§ Aim of the task: Pick every line from the data that holds the word "this".
☆ ☆ ☆ ☆
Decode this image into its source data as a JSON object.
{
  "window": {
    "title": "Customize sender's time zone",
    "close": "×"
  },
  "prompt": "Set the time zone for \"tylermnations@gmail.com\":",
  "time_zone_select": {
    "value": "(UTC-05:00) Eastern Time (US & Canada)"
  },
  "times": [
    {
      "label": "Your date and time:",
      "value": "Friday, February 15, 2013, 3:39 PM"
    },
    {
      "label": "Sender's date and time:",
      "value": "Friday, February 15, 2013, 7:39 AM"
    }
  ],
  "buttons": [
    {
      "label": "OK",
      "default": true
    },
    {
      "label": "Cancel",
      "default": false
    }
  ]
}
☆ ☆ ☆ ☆
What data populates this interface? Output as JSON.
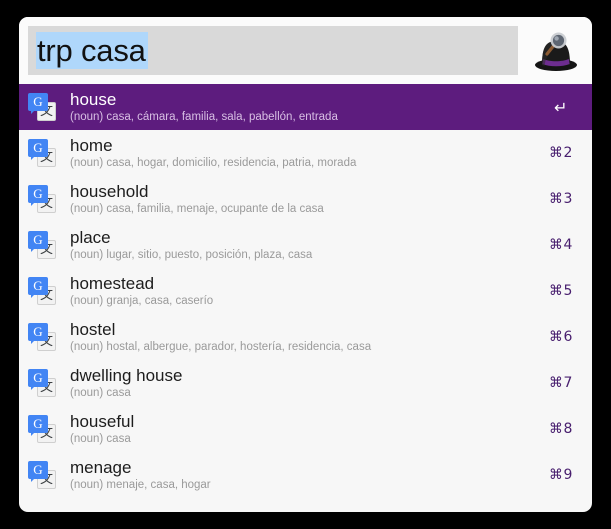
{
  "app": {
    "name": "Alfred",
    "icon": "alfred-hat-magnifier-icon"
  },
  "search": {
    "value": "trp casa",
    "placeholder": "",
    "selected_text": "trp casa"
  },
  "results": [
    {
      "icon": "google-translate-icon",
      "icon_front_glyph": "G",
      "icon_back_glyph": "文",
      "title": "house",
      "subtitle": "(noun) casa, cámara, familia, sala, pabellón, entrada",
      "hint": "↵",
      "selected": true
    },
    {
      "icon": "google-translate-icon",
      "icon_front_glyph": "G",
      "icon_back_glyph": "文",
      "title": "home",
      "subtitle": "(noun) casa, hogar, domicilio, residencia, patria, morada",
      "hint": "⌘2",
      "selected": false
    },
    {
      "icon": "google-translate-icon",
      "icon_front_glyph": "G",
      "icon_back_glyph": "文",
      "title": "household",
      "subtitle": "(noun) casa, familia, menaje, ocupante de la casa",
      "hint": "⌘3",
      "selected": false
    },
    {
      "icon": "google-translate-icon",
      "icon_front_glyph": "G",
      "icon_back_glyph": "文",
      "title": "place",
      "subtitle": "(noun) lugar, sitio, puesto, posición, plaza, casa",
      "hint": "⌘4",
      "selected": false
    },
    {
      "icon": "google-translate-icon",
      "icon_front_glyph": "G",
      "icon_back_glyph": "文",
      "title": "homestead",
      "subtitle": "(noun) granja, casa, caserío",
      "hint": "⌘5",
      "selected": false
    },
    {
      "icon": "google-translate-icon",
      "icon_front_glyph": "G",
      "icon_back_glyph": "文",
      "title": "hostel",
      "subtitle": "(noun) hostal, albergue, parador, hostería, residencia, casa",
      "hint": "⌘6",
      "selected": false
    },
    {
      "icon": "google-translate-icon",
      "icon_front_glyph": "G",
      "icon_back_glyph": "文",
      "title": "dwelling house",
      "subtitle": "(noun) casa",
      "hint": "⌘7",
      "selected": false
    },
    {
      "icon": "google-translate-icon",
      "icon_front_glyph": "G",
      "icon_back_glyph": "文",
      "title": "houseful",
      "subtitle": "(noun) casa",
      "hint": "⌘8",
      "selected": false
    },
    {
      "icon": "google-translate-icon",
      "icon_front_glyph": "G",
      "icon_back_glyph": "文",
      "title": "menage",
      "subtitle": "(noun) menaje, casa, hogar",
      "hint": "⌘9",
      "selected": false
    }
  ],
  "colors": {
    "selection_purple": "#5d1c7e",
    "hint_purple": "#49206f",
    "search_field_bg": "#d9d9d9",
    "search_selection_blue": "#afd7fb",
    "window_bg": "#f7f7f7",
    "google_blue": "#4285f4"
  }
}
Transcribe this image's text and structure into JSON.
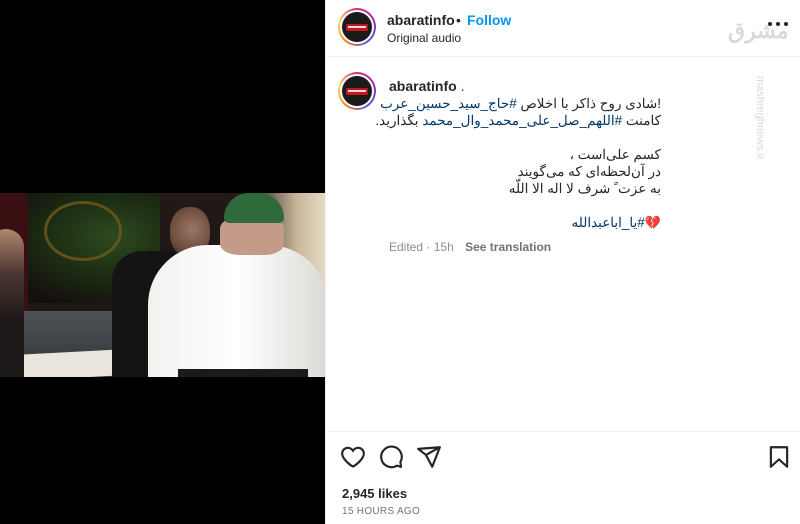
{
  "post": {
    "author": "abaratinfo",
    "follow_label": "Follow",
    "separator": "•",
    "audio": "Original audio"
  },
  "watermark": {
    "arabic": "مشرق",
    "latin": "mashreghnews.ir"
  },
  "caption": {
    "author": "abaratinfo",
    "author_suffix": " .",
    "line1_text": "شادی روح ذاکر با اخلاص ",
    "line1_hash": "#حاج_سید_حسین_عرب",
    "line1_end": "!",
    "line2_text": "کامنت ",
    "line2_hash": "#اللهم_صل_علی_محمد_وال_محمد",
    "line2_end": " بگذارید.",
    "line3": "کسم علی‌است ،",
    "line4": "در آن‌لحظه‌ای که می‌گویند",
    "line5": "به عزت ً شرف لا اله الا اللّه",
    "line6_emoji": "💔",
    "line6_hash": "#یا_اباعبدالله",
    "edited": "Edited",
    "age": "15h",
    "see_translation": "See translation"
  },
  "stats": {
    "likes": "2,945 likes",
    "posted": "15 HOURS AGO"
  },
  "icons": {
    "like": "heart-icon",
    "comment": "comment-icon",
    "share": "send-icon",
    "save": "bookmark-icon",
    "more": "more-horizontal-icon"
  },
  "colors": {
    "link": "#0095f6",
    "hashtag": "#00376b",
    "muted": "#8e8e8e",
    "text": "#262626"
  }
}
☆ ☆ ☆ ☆
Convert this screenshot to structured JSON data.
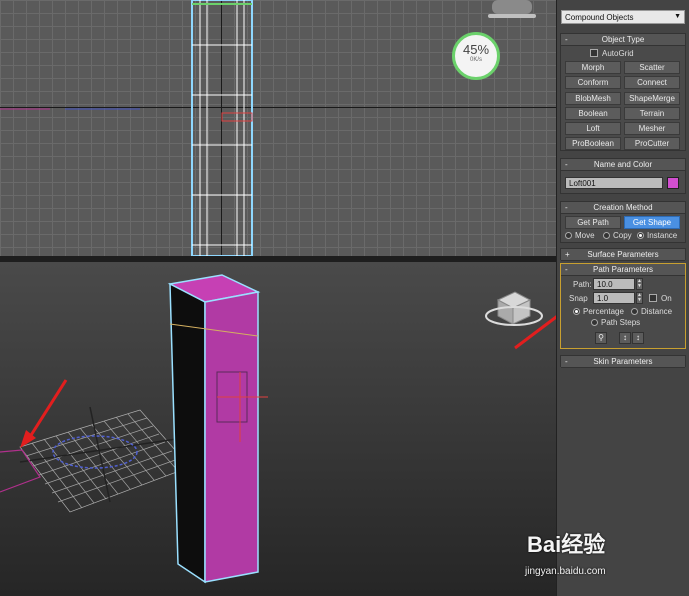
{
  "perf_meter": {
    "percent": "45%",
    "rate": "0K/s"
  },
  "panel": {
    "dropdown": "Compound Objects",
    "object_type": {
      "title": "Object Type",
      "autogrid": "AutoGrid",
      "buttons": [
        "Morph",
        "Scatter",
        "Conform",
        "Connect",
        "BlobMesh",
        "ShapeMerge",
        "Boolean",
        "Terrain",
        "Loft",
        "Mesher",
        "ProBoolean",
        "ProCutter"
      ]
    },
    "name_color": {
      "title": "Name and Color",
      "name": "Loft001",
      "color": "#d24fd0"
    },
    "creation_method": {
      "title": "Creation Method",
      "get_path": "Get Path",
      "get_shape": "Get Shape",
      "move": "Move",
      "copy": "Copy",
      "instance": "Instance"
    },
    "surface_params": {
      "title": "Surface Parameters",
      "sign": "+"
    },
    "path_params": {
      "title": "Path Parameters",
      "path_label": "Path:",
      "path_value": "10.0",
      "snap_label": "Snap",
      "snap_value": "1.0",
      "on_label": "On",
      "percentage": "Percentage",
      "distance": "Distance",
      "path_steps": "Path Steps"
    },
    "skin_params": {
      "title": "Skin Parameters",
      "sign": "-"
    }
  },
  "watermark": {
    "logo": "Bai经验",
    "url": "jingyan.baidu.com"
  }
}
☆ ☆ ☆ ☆
§ Task answer:
Decode this image into its source data as a JSON object.
What data populates this interface? Output as JSON.
Transcribe this image's text and structure into JSON.
Convert this screenshot to structured JSON data.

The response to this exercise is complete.